Items from an interface collection
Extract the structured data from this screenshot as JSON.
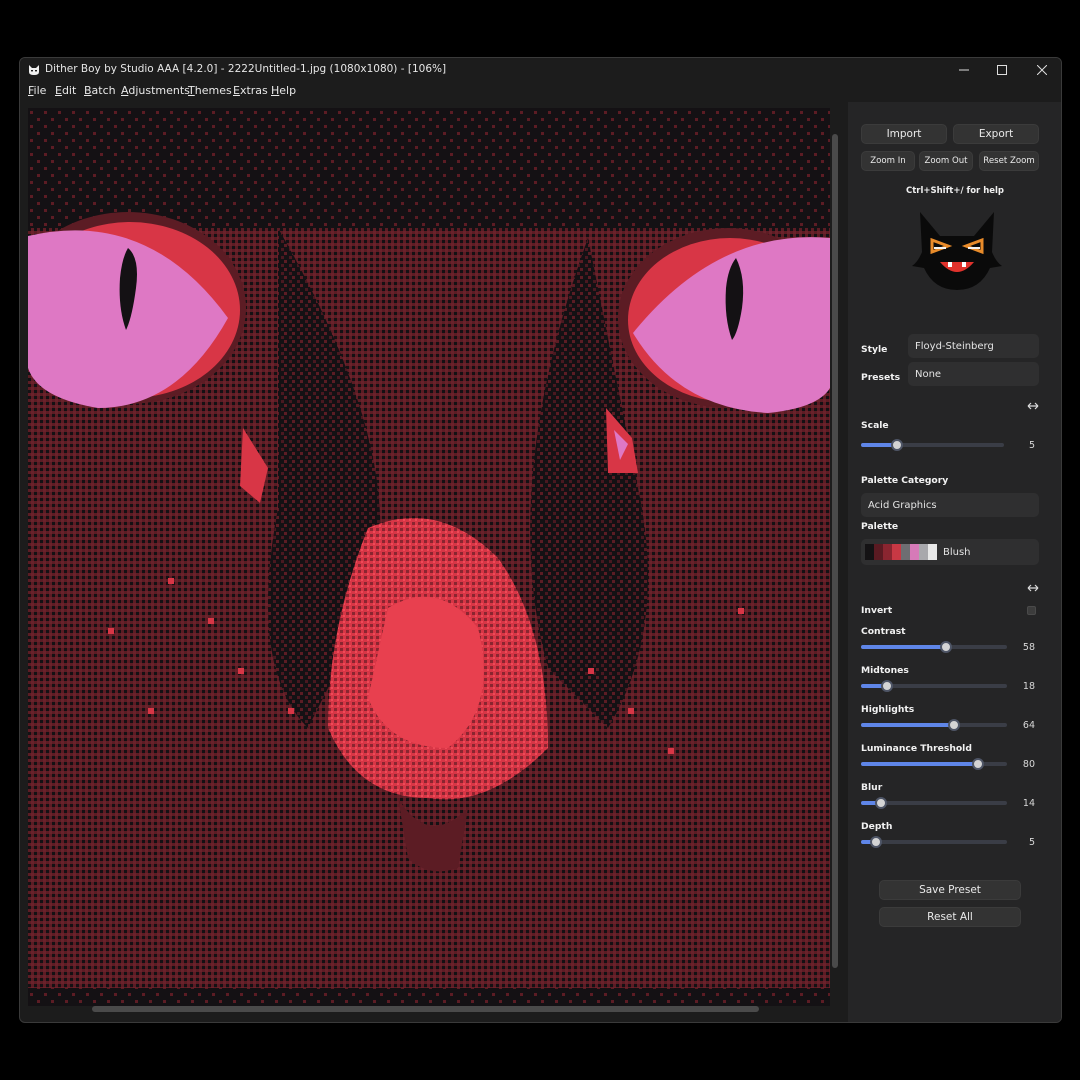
{
  "window": {
    "title": "Dither Boy by Studio AAA [4.2.0] - 2222Untitled-1.jpg (1080x1080) - [106%]",
    "minimize_icon": "minimize-icon",
    "maximize_icon": "maximize-icon",
    "close_icon": "close-icon"
  },
  "menu": [
    "File",
    "Edit",
    "Batch",
    "Adjustments",
    "Themes",
    "Extras",
    "Help"
  ],
  "toolbar": {
    "import": "Import",
    "export": "Export",
    "zoom_in": "Zoom In",
    "zoom_out": "Zoom Out",
    "reset_zoom": "Reset Zoom"
  },
  "help_hint": "Ctrl+Shift+/ for help",
  "style": {
    "label": "Style",
    "value": "Floyd-Steinberg"
  },
  "presets": {
    "label": "Presets",
    "value": "None"
  },
  "scale": {
    "label": "Scale",
    "value": "5",
    "fraction": 0.25
  },
  "palette_category": {
    "label": "Palette Category",
    "value": "Acid Graphics"
  },
  "palette": {
    "label": "Palette",
    "value": "Blush",
    "swatches": [
      "#141214",
      "#5a1a22",
      "#8a2530",
      "#c83844",
      "#6e6e72",
      "#d67ab8",
      "#a8a8ac",
      "#e8e8e8"
    ]
  },
  "invert": {
    "label": "Invert",
    "checked": false
  },
  "adjustments": {
    "contrast": {
      "label": "Contrast",
      "value": "58",
      "fraction": 0.58
    },
    "midtones": {
      "label": "Midtones",
      "value": "18",
      "fraction": 0.18
    },
    "highlights": {
      "label": "Highlights",
      "value": "64",
      "fraction": 0.64
    },
    "luminance": {
      "label": "Luminance Threshold",
      "value": "80",
      "fraction": 0.8
    },
    "blur": {
      "label": "Blur",
      "value": "14",
      "fraction": 0.14
    },
    "depth": {
      "label": "Depth",
      "value": "5",
      "fraction": 0.1
    }
  },
  "actions": {
    "save_preset": "Save Preset",
    "reset_all": "Reset All"
  },
  "colors": {
    "dither_dark": "#141114",
    "dither_maroon": "#5c1c24",
    "dither_red": "#d83646",
    "dither_pink": "#de78c4",
    "accent": "#5f86e8"
  }
}
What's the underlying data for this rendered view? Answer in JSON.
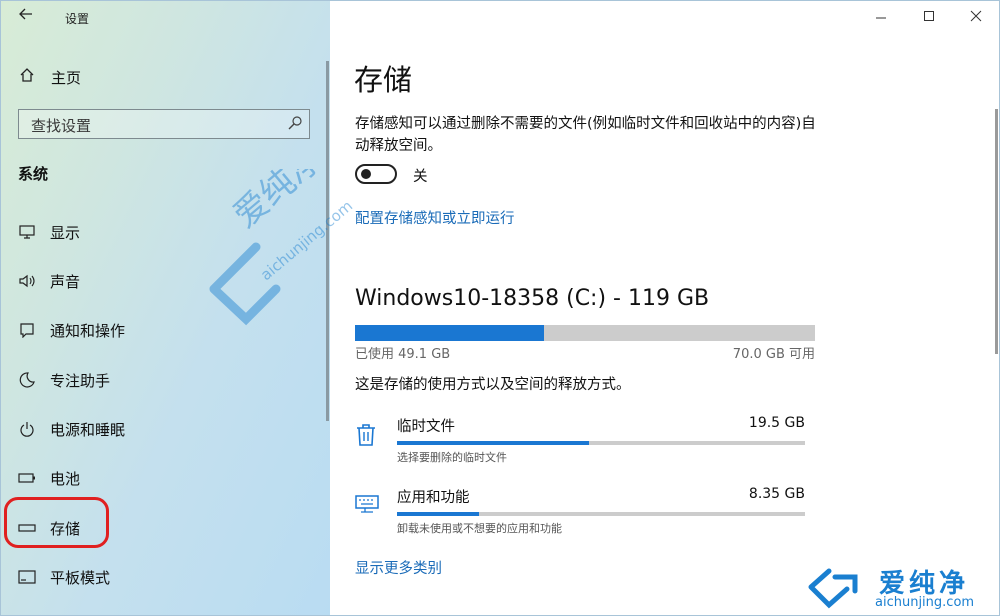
{
  "window": {
    "app_title": "设置",
    "controls": [
      "—",
      "☐",
      "✕"
    ]
  },
  "sidebar": {
    "home_label": "主页",
    "search_placeholder": "查找设置",
    "section_title": "系统",
    "items": [
      {
        "label": "显示",
        "icon": "monitor-icon"
      },
      {
        "label": "声音",
        "icon": "speaker-icon"
      },
      {
        "label": "通知和操作",
        "icon": "notification-icon"
      },
      {
        "label": "专注助手",
        "icon": "moon-icon"
      },
      {
        "label": "电源和睡眠",
        "icon": "power-icon"
      },
      {
        "label": "电池",
        "icon": "battery-icon"
      },
      {
        "label": "存储",
        "icon": "storage-icon",
        "selected": true
      },
      {
        "label": "平板模式",
        "icon": "tablet-icon"
      }
    ]
  },
  "main": {
    "title": "存储",
    "description": "存储感知可以通过删除不需要的文件(例如临时文件和回收站中的内容)自动释放空间。",
    "toggle_label": "关",
    "toggle_on": false,
    "config_link": "配置存储感知或立即运行",
    "drive": {
      "title": "Windows10-18358 (C:) - 119 GB",
      "used_label": "已使用 49.1 GB",
      "available_label": "70.0 GB 可用",
      "used_fraction": 0.41
    },
    "drive_description": "这是存储的使用方式以及空间的释放方式。",
    "categories": [
      {
        "name": "临时文件",
        "size": "19.5 GB",
        "subtitle": "选择要删除的临时文件",
        "fraction": 0.47,
        "icon": "trash-icon"
      },
      {
        "name": "应用和功能",
        "size": "8.35 GB",
        "subtitle": "卸载未使用或不想要的应用和功能",
        "fraction": 0.2,
        "icon": "keyboard-icon"
      }
    ],
    "more_link": "显示更多类别"
  },
  "watermark": {
    "text": "爱纯净",
    "url": "aichunjing.com"
  },
  "colors": {
    "accent": "#1a77d2",
    "link": "#1a6bb8",
    "highlight": "#e02020"
  }
}
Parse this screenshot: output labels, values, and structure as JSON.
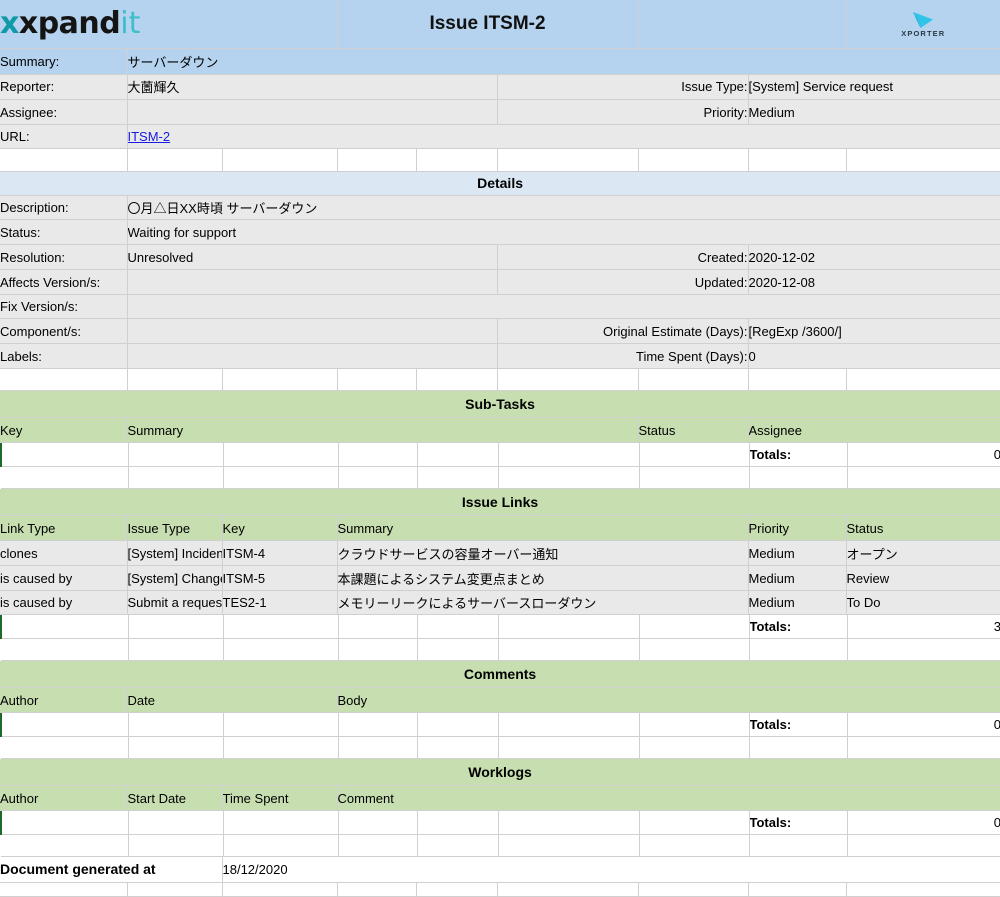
{
  "brand": {
    "logo_text_main": "xpand",
    "logo_text_accent": "it",
    "xporter_label": "XPORTER",
    "accent_teal": "#3bbfc9",
    "header_blue": "#b5d3ee",
    "section_green": "#c7dfb0",
    "body_gray": "#e9e9e9"
  },
  "header": {
    "title": "Issue ITSM-2",
    "summary_label": "Summary:",
    "summary_value": "サーバーダウン",
    "reporter_label": "Reporter:",
    "reporter_value": "大薗輝久",
    "assignee_label": "Assignee:",
    "assignee_value": "",
    "url_label": "URL:",
    "url_value": "ITSM-2",
    "issue_type_label": "Issue Type:",
    "issue_type_value": "[System] Service request",
    "priority_label": "Priority:",
    "priority_value": "Medium"
  },
  "details": {
    "section_title": "Details",
    "description_label": "Description:",
    "description_value": "〇月△日XX時頃 サーバーダウン",
    "status_label": "Status:",
    "status_value": "Waiting for support",
    "resolution_label": "Resolution:",
    "resolution_value": "Unresolved",
    "affects_version_label": "Affects Version/s:",
    "affects_version_value": "",
    "fix_version_label": "Fix Version/s:",
    "fix_version_value": "",
    "component_label": "Component/s:",
    "component_value": "",
    "labels_label": "Labels:",
    "labels_value": "",
    "created_label": "Created:",
    "created_value": "2020-12-02",
    "updated_label": "Updated:",
    "updated_value": "2020-12-08",
    "original_estimate_label": "Original Estimate (Days):",
    "original_estimate_value": "[RegExp /3600/]",
    "time_spent_label": "Time Spent (Days):",
    "time_spent_value": "0"
  },
  "subtasks": {
    "section_title": "Sub-Tasks",
    "columns": [
      "Key",
      "Summary",
      "Status",
      "Assignee"
    ],
    "rows": [],
    "totals_label": "Totals:",
    "totals_value": "0"
  },
  "issue_links": {
    "section_title": "Issue Links",
    "columns": [
      "Link Type",
      "Issue Type",
      "Key",
      "Summary",
      "Priority",
      "Status"
    ],
    "rows": [
      {
        "link_type": "clones",
        "issue_type": "[System] Incident",
        "key": "ITSM-4",
        "summary": "クラウドサービスの容量オーバー通知",
        "priority": "Medium",
        "status": "オープン"
      },
      {
        "link_type": "is caused by",
        "issue_type": "[System] Change",
        "key": "ITSM-5",
        "summary": "本課題によるシステム変更点まとめ",
        "priority": "Medium",
        "status": "Review"
      },
      {
        "link_type": "is caused by",
        "issue_type": "Submit a request or incident",
        "key": "TES2-1",
        "summary": "メモリーリークによるサーバースローダウン",
        "priority": "Medium",
        "status": "To Do"
      }
    ],
    "totals_label": "Totals:",
    "totals_value": "3"
  },
  "comments": {
    "section_title": "Comments",
    "columns": [
      "Author",
      "Date",
      "Body"
    ],
    "rows": [],
    "totals_label": "Totals:",
    "totals_value": "0"
  },
  "worklogs": {
    "section_title": "Worklogs",
    "columns": [
      "Author",
      "Start Date",
      "Time Spent",
      "Comment"
    ],
    "rows": [],
    "totals_label": "Totals:",
    "totals_value": "0"
  },
  "footer": {
    "generated_label": "Document generated at",
    "generated_value": "18/12/2020"
  }
}
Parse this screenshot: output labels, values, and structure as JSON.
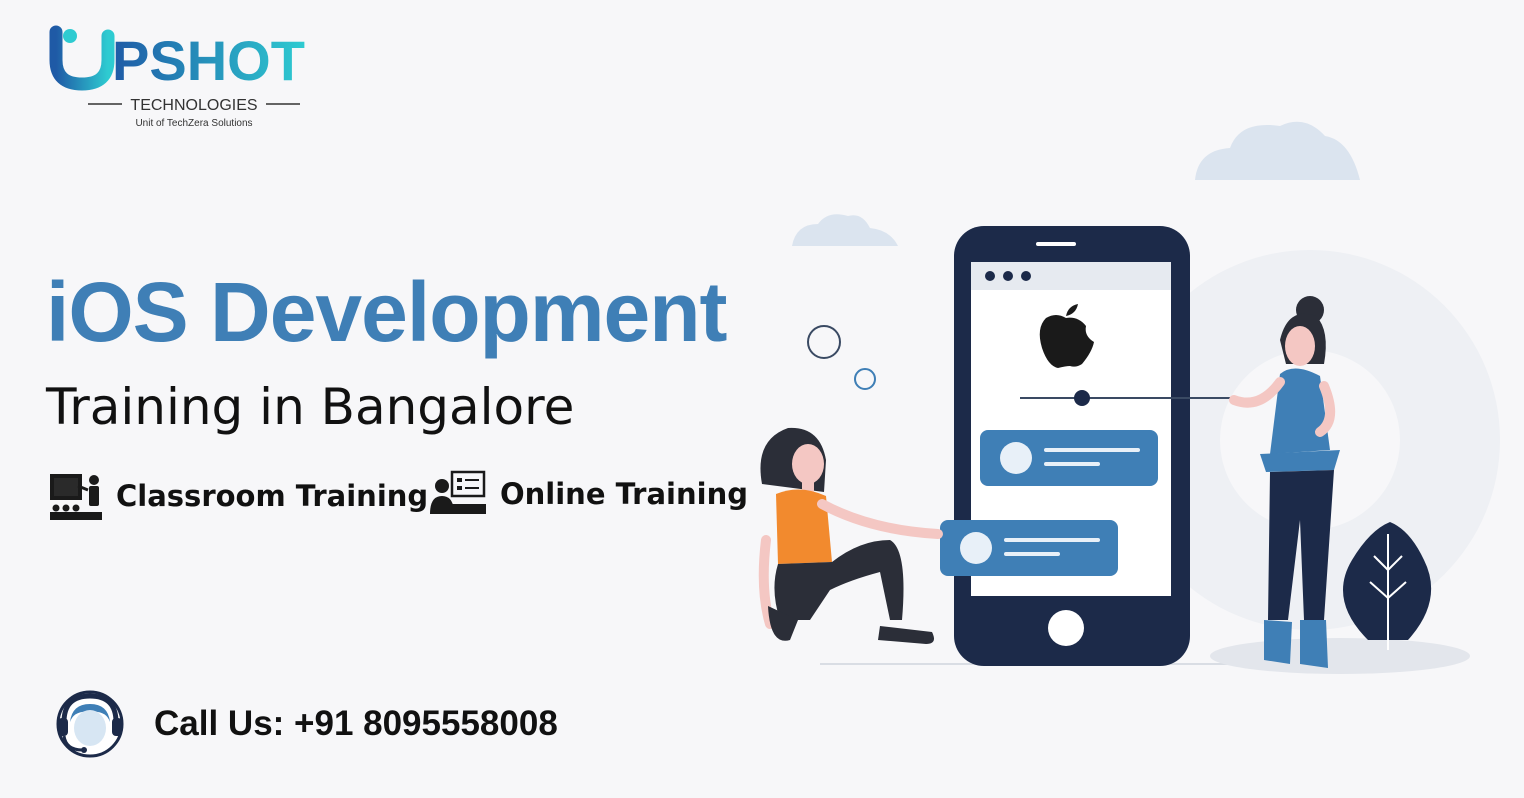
{
  "brand": {
    "logo_text": "PSHOT",
    "subtitle": "TECHNOLOGIES",
    "tagline": "Unit of TechZera Solutions",
    "colors": {
      "primary": "#3f7fb6",
      "logo_gradient_start": "#1f5aa6",
      "logo_gradient_end": "#2ecbd1",
      "dark": "#1c2a49"
    }
  },
  "hero": {
    "title": "iOS Development",
    "subtitle": "Training in Bangalore"
  },
  "modes": [
    {
      "label": "Classroom Training",
      "icon": "classroom-icon"
    },
    {
      "label": "Online Training",
      "icon": "online-training-icon"
    }
  ],
  "contact": {
    "label": "Call Us: +91 8095558008",
    "icon": "support-headset-icon"
  }
}
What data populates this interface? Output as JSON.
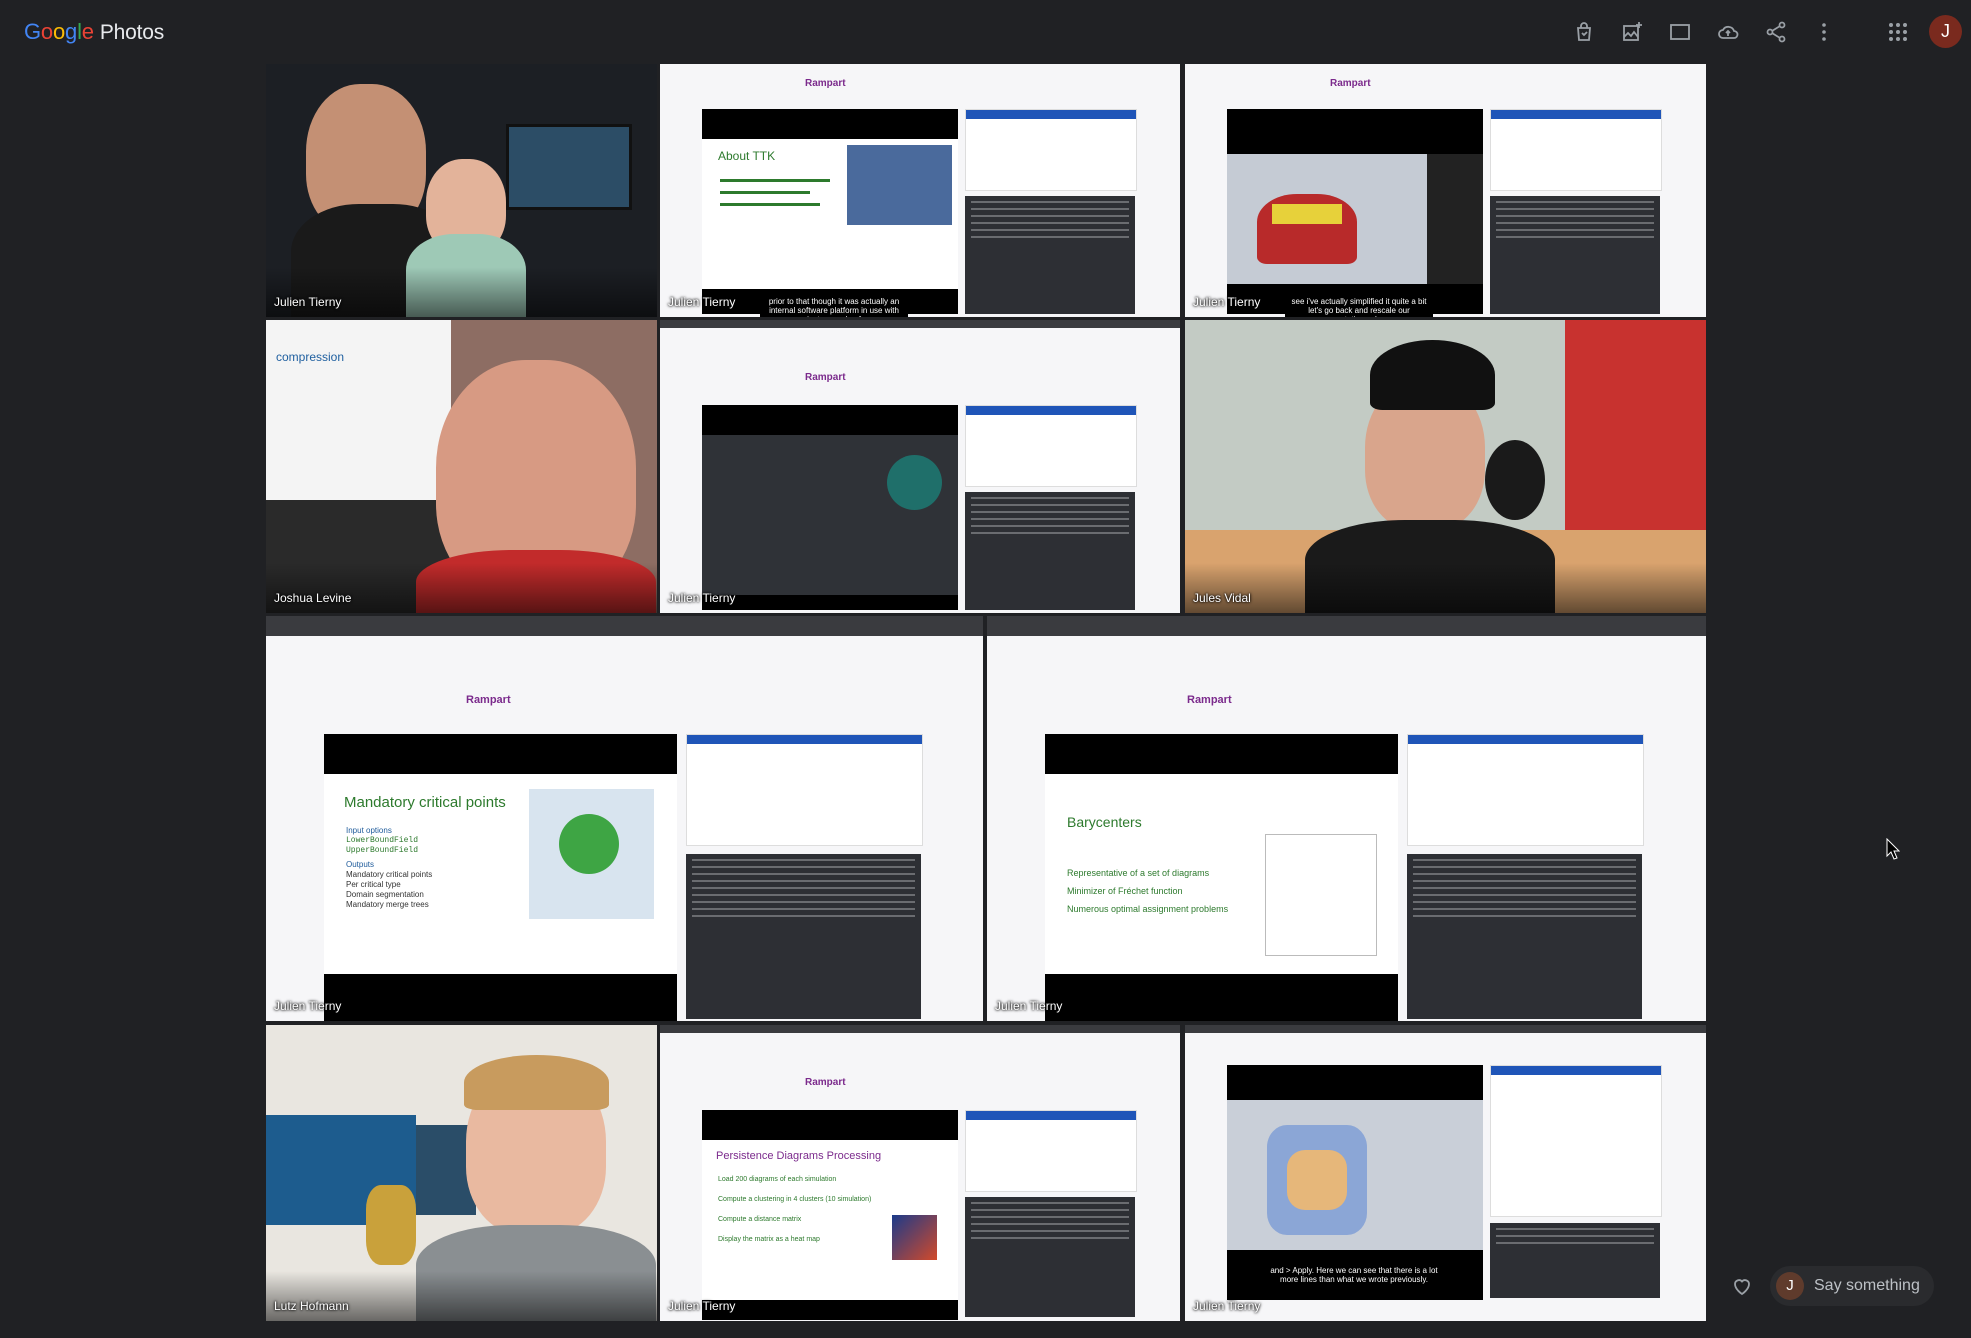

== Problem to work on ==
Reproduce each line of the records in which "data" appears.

== Exercise answer ==
Extract the structured data from this screenshot as JSON.
What's the underlying data for this rendered view? Answer in JSON.
What data populates this interface? Output as JSON.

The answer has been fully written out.